His interview with Ali took place in a midtown Manhattan hotel room prior to Ali’s 1964 upset win over Sonny Liston. After telling Hunt what he was going to do to Liston, the young and brash Ali (then known as Cassius Clay) burst into one of his trademark verses. “After I beat Liston I’ll be sad, then there’ll be no one to make me mad.”


Along the way he interviewed a long list of well-known figures in the sports world and outside it. He wrote a biography in the mid-1960s on hockey legend Bobby Hull. It was titled, Bobby Hull: The first million dollar hockey player. He had lunch with Marilyn Monroe and took notes while chatting with Yankee great Mickey Mantle. He also interviewed legendary boxers, Rocky Marciano, Sonny Liston and Muhammad Ali. As well as sharing drinks with Queen Elizabeth II on her private yacht during the Montreal Olympics.


His book also described what it was like covering the hockey riots in 1955 in Montreal. The incident occurred after the NHL suspended Canadiens great Maurice Richard for attacking a Boston Bruins player with his stick, and later going after a linesman who tried to stop him. Hunt said it was a day he’d never forget, “one of the blackest in the history of hockey.”


At the Star’s sports department, he worked under Milt Dunnell in 1953 and later the Star’s former weekly magazine as sports editor. While with the Star, one challenging assignment saw him smuggling a gun — he opted for a fake one made of wood — in a gun case into Maple Leaf Gardens in 1956 during a Toronto Maple Leafs playoff game against the Detroit Red Wings. The objective for Hunt was to test the Gardens’ security. He was able to get past the ticket-takers and the Star ran the picture of him and the gun case on the front page the next day.


He holds the distinction of having attended every Grey Cup game between 1949 and 1999. Every year, for as long as sportswriters can recall, Toronto Sun columnist Jim Hunt asked the most critical question at the coaches’ press conference during Grey Cup week.


Born and raised in Sarnia, Ontario, Hunt began his 50-plus years in journalism when he joined the Toronto Daily Star in 1948, working first as a city news reporter. He was working in the Queen’s Park bureau before moving to sports in 1952.

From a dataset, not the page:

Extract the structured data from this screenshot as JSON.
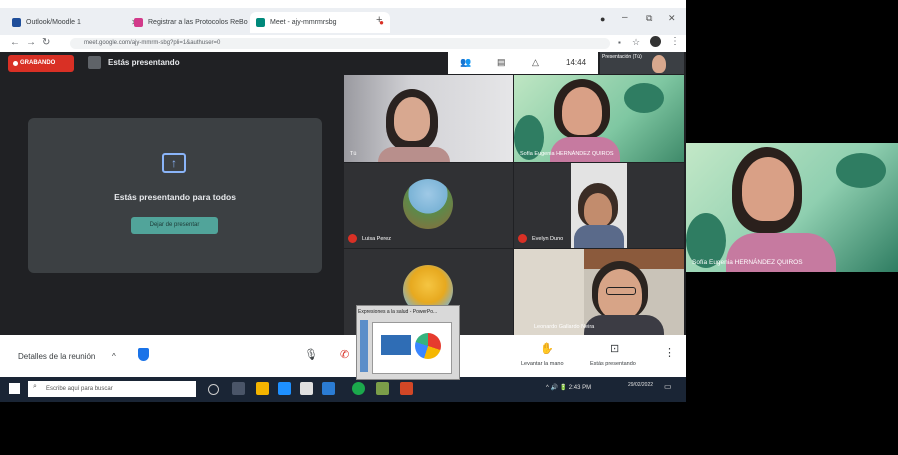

Jim “Shaky” Hunt (9 November 1926 – 9 March 2006) was a Canadian sports columnist who spent over 50 years as a journalist and covered the biggest events in sports including the Stanley Cup, the Super Bowl, the Olympics, all of golf’s majors and the 1972 Canada-Russia Summit Series. Hunt was known as “Shaky” thanks to his intramural goaltending career at the University of Western Ontario, where he was part of the school’s first journalism graduating class, in 1948. Jim Hunt was inducted into the Ontario Sports Hall of Fame in 2004.